I've gone and done it now. After joking in my post yesterday about how my blog was PG rated by a rating service and how silly that was for a G rated lady like me to have my post rated PG, all it took was me joking around in that post to get an R rating. Yep, I'm now rated R. Why you may wonder (or not but I'm telling ya anyway). My sins are I am now up to the following offenses: pain mentioned 11 times, crap 7 times, hell 6 times, hurt 1 times. So I guess it follows that if you have chronic pain, deal with the crap following a melanoma diagnosis, say crap because you are somewhat restrained and don't want to say shit, and mention that you hurt, then you have an R rating according to this service. Yep, I'm still on this silly topic. Maybe it's time for me to jump back into a flower or two.
Oh crap I got bit by a mosquito taking that picture. Ouch, that sure hurts. Oh hell, can't I even play in my garden without getting into trouble. My poor flowers may die if we don't get another shower soon. Warning, what follows gets serious and possibly depressing so if anyone is reading this and wants to stop with the joking part this is a good place to stop.
This whole subject started me thinking about how an adult blog which in part deals with some of the less fun things about cancer isn't suitable for children except for the sad fact that people of all ages are affected by cancer. Children themselves, parents with young children, and all ages upward. My father lost his mother to cancer when he was in his early teens (actually I guess he was a pre-teen with his mother) and he lost his father to another disease when he was around 14. I remember him telling me what a relief it was when his children were grown up because one of the scariest things to him about being a parent was fears about his own mortality and not wanting them to go through what he went through.
I know that one of the hardest things for some of the brave parents I've gotten to know through the MPIP who are dealing with a melanoma diagnosis has been fears for their children.
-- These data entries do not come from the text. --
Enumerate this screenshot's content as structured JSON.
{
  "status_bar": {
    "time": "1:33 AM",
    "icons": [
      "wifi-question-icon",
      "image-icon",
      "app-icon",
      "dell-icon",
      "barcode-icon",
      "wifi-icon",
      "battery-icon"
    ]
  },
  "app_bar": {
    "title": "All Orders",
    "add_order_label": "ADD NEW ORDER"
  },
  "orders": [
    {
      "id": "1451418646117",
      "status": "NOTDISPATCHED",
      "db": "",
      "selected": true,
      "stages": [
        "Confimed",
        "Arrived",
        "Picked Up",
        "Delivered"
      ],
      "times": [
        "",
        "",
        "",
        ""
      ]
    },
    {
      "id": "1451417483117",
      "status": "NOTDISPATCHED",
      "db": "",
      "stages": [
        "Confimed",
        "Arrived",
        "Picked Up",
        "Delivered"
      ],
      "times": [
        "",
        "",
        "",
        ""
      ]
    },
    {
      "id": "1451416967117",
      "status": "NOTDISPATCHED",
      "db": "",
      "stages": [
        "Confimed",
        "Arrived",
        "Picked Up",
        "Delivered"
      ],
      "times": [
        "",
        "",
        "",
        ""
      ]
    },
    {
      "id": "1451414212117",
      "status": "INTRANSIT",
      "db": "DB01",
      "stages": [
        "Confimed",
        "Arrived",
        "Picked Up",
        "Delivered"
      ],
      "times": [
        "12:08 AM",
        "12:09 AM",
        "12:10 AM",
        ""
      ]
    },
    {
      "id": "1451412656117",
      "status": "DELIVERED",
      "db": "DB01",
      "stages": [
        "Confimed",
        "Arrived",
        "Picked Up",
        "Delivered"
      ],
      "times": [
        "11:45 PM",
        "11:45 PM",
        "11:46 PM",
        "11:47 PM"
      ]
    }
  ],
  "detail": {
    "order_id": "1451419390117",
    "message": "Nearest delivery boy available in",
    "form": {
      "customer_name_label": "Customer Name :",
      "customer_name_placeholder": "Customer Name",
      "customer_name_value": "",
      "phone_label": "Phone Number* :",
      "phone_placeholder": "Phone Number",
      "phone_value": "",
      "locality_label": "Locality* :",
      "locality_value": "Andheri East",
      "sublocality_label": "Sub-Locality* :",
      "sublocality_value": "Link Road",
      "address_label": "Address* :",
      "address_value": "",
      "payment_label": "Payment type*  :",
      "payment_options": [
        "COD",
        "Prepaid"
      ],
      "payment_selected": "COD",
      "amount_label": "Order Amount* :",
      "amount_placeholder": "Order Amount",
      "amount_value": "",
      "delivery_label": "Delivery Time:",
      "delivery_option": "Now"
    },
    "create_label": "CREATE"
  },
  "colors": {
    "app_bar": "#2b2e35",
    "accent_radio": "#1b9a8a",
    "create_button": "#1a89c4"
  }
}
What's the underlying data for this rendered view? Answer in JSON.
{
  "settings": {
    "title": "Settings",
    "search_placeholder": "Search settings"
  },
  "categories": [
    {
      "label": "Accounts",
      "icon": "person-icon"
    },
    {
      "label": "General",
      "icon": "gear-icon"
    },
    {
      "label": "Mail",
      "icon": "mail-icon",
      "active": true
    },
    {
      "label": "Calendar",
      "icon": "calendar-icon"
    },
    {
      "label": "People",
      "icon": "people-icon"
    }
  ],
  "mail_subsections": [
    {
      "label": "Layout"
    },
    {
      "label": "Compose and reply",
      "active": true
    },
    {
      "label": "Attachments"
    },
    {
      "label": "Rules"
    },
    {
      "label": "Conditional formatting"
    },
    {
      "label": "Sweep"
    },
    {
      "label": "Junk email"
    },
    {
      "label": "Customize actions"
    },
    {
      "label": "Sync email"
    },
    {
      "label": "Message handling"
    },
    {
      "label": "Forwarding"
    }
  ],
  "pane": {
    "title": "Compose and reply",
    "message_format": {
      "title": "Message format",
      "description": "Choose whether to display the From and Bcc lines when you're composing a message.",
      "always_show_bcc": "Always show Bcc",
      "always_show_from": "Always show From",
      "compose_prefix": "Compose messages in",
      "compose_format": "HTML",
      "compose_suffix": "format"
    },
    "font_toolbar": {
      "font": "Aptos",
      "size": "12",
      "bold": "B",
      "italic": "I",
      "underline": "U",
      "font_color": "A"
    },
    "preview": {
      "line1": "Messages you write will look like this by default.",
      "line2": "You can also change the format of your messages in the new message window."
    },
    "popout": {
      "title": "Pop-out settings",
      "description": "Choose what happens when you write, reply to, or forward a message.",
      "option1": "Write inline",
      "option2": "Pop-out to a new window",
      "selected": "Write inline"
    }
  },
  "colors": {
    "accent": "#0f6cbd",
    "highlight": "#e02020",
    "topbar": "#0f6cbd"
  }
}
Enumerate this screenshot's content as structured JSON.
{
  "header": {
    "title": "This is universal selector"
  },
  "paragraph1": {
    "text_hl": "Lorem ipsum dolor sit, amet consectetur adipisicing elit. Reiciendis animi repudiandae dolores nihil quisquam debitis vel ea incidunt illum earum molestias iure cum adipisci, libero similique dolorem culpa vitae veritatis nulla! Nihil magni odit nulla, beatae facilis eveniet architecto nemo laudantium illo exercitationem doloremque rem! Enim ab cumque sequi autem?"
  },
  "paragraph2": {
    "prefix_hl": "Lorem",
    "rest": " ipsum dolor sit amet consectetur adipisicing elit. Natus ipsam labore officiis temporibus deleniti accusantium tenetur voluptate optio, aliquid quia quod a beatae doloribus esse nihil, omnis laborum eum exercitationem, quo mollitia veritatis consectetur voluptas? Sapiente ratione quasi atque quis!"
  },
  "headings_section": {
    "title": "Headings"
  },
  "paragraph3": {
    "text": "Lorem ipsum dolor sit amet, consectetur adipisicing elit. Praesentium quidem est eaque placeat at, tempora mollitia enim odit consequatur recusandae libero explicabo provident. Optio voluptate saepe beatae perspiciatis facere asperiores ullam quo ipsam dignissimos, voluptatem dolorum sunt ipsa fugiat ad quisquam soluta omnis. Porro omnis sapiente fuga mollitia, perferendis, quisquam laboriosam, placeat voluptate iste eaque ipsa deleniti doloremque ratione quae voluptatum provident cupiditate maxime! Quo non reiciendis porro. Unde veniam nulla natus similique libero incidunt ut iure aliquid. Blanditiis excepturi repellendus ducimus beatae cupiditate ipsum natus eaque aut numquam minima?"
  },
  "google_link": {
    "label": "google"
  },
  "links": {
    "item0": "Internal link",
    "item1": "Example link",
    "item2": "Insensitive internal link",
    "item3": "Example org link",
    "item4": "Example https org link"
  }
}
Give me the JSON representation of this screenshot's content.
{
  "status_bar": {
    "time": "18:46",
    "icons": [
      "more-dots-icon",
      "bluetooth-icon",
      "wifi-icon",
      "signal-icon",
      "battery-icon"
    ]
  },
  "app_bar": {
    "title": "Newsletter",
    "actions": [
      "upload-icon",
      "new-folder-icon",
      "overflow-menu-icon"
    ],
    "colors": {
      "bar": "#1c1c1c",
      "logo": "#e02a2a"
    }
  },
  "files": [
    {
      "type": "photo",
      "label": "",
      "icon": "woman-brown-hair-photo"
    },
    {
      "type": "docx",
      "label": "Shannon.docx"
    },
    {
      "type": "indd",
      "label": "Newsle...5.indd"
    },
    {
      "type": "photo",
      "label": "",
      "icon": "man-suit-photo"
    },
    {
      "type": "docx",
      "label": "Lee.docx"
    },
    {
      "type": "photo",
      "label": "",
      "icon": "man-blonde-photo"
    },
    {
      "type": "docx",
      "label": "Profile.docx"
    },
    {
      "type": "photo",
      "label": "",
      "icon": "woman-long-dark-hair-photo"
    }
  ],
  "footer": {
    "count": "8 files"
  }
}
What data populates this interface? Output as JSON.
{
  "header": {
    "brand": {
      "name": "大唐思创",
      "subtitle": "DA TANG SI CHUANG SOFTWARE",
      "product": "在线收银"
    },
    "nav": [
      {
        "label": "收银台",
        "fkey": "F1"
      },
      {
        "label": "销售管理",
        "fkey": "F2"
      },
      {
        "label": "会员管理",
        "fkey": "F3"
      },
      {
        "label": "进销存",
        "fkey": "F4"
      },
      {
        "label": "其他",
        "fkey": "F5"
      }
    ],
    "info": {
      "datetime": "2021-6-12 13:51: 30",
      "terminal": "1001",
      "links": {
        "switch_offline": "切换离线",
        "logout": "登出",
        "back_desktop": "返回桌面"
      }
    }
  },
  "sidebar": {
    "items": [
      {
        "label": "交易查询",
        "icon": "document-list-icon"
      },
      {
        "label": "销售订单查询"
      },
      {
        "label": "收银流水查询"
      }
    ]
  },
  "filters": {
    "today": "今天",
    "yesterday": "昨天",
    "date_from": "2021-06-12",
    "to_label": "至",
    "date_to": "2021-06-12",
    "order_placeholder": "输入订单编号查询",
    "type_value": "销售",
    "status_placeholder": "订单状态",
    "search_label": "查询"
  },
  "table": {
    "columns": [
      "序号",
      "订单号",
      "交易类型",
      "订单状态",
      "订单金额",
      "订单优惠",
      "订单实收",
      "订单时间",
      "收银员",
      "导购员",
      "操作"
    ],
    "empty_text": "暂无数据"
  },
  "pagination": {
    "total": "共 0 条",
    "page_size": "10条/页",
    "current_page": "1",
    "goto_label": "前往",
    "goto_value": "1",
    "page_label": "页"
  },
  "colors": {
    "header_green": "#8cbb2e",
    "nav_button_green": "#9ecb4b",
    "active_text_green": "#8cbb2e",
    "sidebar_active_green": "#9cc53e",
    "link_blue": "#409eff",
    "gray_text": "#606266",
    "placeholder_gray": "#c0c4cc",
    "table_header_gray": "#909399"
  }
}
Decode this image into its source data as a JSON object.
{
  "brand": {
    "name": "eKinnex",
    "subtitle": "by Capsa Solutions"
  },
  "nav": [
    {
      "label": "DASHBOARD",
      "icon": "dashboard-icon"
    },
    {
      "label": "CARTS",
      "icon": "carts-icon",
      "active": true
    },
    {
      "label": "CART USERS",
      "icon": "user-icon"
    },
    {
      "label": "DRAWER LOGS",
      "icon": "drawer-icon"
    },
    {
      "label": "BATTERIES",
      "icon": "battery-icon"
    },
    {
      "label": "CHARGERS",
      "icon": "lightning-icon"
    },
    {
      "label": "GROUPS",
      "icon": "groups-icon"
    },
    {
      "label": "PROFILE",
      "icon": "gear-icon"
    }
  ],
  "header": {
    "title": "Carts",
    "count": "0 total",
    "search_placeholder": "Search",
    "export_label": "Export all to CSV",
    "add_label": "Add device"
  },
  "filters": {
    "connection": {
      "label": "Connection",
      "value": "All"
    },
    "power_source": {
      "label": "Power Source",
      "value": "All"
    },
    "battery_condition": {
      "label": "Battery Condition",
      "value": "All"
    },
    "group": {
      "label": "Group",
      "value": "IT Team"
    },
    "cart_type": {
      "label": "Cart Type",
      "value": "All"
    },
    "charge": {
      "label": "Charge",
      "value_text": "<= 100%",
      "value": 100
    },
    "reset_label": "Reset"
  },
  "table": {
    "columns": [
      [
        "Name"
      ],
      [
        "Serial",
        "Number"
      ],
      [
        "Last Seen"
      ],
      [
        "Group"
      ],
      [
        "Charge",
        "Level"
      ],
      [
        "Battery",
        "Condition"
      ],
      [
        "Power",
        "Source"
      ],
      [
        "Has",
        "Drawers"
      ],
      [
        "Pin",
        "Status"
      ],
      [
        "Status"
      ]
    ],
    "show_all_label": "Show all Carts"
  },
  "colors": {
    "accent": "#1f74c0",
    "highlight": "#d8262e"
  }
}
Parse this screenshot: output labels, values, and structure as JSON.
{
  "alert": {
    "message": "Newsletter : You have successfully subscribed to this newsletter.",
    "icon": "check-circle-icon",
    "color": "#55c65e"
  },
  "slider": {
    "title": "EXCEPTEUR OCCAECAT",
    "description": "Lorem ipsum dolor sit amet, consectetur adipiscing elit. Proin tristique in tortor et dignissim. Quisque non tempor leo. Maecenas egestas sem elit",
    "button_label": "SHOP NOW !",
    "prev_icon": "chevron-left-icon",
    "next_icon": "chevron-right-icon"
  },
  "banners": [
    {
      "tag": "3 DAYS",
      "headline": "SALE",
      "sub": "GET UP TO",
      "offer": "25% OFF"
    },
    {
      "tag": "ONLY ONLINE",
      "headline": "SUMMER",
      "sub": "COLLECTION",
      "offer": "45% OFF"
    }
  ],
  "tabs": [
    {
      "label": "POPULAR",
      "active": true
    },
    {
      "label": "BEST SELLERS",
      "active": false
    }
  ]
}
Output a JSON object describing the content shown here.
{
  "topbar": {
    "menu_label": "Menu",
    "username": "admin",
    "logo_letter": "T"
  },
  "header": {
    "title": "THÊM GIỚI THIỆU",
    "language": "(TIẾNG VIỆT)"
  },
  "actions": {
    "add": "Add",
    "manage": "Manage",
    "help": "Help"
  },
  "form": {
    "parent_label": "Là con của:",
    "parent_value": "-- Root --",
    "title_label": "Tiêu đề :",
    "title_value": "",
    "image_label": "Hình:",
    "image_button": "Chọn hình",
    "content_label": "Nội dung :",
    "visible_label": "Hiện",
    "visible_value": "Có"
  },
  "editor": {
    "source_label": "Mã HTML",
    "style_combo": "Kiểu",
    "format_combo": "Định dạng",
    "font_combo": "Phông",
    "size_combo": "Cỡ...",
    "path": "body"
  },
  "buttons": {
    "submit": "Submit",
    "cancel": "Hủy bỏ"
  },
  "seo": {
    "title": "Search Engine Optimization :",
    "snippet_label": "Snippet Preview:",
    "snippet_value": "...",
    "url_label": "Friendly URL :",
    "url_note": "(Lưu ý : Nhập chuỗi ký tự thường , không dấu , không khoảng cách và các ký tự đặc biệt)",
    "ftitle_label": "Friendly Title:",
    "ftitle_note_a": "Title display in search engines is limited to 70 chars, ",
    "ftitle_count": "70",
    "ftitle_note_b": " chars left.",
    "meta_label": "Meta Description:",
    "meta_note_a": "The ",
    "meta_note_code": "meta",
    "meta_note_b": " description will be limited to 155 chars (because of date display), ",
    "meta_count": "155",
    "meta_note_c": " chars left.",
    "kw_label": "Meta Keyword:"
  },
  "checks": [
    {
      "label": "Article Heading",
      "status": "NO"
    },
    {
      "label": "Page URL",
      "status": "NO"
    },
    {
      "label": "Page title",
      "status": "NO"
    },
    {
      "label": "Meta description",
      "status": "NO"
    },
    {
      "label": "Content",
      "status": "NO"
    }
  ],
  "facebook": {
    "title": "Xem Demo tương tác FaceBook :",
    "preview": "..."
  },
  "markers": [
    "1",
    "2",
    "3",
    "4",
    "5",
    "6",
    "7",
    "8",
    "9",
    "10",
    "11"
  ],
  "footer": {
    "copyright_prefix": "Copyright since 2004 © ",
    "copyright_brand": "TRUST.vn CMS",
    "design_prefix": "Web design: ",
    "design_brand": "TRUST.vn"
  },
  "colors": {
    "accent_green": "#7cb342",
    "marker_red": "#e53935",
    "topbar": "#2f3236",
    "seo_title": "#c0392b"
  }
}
Then there are parents who are caregivers to their children who have late stage melanoma which must be the hardest thing any parent can face (their children's mortality whatever the cause). I guess all this got me thinking about how, no matter what we do to protect our children, we can't always protect them from what's way beyond our control. Cancer is sadly one of those things.